Directions
Within the material below, tally every line that holds the word "ZINC", then give the tally and nothing more.

Material for this exercise
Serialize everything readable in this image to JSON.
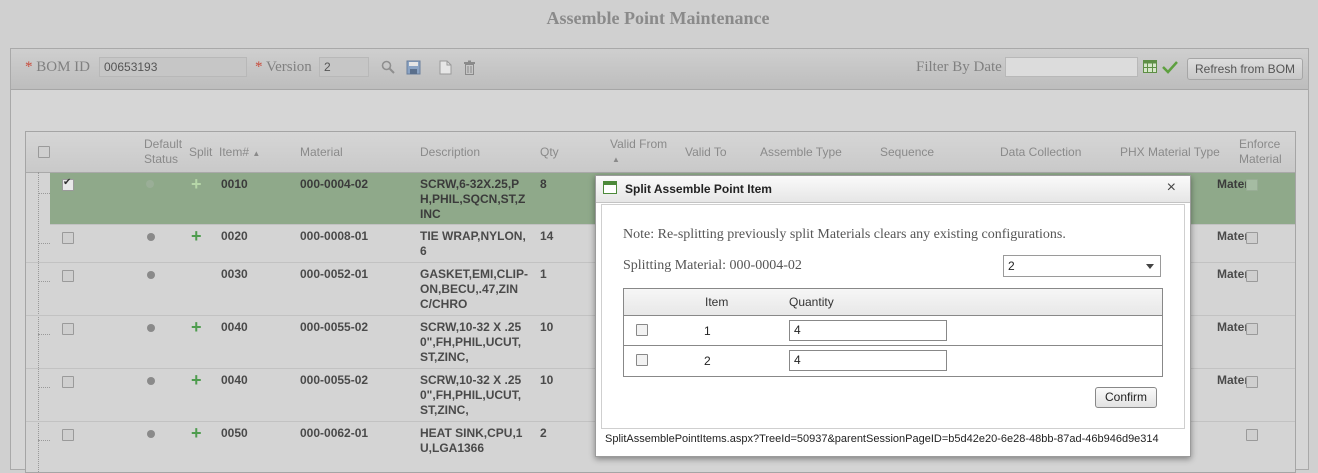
{
  "page": {
    "title": "Assemble Point Maintenance"
  },
  "toolbar": {
    "required_mark": "*",
    "bom_id_label": "BOM ID",
    "bom_id_value": "00653193",
    "version_label": "Version",
    "version_value": "2",
    "filter_label": "Filter By Date",
    "filter_value": "",
    "refresh_label": "Refresh from BOM"
  },
  "grid": {
    "headers": {
      "default_status": "Default Status",
      "split": "Split",
      "item": "Item#",
      "material": "Material",
      "description": "Description",
      "qty": "Qty",
      "valid_from": "Valid From",
      "valid_to": "Valid To",
      "assemble_type": "Assemble Type",
      "sequence": "Sequence",
      "data_collection": "Data Collection",
      "phx_material_type": "PHX Material Type",
      "enforce_material": "Enforce Material"
    },
    "rows": [
      {
        "item": "0010",
        "material": "000-0004-02",
        "description": "SCRW,6-32X.25,PH,PHIL,SQCN,ST,ZINC",
        "qty": "8",
        "phx": "Mater",
        "checked": true,
        "selected": true
      },
      {
        "item": "0020",
        "material": "000-0008-01",
        "description": "TIE WRAP,NYLON,6",
        "qty": "14",
        "phx": "Mater"
      },
      {
        "item": "0030",
        "material": "000-0052-01",
        "description": "GASKET,EMI,CLIP-ON,BECU,.47,ZINC/CHRO",
        "qty": "1",
        "phx": "Mater"
      },
      {
        "item": "0040",
        "material": "000-0055-02",
        "description": "SCRW,10-32 X .250\",FH,PHIL,UCUT,ST,ZINC,",
        "qty": "10",
        "phx": "Mater"
      },
      {
        "item": "0040",
        "material": "000-0055-02",
        "description": "SCRW,10-32 X .250\",FH,PHIL,UCUT,ST,ZINC,",
        "qty": "10",
        "phx": "Mater"
      },
      {
        "item": "0050",
        "material": "000-0062-01",
        "description": "HEAT SINK,CPU,1U,LGA1366",
        "qty": "2",
        "phx": ""
      }
    ]
  },
  "dialog": {
    "title": "Split Assemble Point Item",
    "close": "×",
    "note": "Note: Re-splitting previously split Materials clears any existing configurations.",
    "splitting_label": "Splitting Material:",
    "splitting_value": "000-0004-02",
    "split_count": "2",
    "table_headers": {
      "item": "Item",
      "quantity": "Quantity"
    },
    "items": [
      {
        "item": "1",
        "quantity": "4"
      },
      {
        "item": "2",
        "quantity": "4"
      }
    ],
    "confirm_label": "Confirm",
    "status_url": "SplitAssemblePointItems.aspx?TreeId=50937&parentSessionPageID=b5d42e20-6e28-48bb-87ad-46b946d9e314"
  },
  "colors": {
    "selected_row": "#8fa98a",
    "plus": "#4e9c4e",
    "required": "#c84a3a"
  },
  "icons": [
    "search-icon",
    "save-icon",
    "new-document-icon",
    "trash-icon",
    "calendar-icon",
    "checkmark-icon",
    "sort-ascending-icon",
    "plus-icon",
    "status-dot-icon",
    "close-icon",
    "dialog-window-icon",
    "dropdown-caret-icon"
  ]
}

Solution below
4